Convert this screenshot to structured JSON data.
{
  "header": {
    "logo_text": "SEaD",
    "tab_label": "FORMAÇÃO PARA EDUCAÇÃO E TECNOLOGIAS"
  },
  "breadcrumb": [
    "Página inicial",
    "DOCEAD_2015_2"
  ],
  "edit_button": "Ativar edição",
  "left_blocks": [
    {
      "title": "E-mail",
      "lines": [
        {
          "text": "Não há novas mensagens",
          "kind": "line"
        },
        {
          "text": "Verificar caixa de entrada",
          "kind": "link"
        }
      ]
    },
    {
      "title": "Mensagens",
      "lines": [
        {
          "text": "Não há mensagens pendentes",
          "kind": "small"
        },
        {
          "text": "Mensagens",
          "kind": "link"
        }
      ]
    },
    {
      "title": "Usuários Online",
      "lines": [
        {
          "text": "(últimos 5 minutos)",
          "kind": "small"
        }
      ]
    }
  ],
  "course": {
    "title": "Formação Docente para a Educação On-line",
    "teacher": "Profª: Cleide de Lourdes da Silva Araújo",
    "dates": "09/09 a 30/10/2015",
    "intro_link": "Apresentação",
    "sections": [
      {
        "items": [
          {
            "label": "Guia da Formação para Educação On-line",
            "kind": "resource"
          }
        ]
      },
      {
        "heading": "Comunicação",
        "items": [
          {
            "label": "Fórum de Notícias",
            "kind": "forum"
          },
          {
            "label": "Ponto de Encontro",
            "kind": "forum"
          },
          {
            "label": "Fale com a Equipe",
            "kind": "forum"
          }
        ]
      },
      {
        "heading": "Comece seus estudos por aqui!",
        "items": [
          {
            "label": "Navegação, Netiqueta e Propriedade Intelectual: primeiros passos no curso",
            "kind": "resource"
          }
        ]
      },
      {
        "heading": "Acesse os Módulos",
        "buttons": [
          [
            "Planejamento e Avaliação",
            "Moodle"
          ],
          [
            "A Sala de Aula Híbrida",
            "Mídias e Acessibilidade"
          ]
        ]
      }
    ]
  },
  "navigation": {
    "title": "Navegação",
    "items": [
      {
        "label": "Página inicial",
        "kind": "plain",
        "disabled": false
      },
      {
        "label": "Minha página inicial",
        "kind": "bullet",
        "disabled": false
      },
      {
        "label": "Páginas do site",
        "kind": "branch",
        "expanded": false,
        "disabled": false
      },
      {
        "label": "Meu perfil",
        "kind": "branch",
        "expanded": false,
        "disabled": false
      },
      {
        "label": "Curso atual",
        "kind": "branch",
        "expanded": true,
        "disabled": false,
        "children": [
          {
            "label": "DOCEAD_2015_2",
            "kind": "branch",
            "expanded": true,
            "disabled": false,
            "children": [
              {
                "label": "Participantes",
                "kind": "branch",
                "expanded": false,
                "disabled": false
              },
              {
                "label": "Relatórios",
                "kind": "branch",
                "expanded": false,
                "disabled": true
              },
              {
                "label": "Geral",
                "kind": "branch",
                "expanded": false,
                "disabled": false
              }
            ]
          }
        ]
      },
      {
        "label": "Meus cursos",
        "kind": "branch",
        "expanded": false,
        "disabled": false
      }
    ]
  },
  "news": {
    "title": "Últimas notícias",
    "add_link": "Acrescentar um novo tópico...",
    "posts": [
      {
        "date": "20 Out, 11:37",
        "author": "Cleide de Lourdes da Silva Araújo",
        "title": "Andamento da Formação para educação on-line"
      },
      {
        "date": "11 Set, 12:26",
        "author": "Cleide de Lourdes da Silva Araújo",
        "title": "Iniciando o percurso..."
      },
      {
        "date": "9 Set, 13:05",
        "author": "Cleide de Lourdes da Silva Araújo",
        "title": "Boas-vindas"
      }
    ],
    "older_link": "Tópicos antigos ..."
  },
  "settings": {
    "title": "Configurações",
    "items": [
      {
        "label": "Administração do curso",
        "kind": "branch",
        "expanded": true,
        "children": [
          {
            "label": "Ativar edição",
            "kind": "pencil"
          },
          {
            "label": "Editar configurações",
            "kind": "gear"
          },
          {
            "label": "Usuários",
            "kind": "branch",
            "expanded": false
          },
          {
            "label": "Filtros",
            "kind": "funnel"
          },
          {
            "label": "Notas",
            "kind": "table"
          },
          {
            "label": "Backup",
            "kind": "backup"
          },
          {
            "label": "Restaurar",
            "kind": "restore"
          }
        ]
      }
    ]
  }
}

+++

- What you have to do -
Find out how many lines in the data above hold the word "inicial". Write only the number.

- Solution to the problem -
3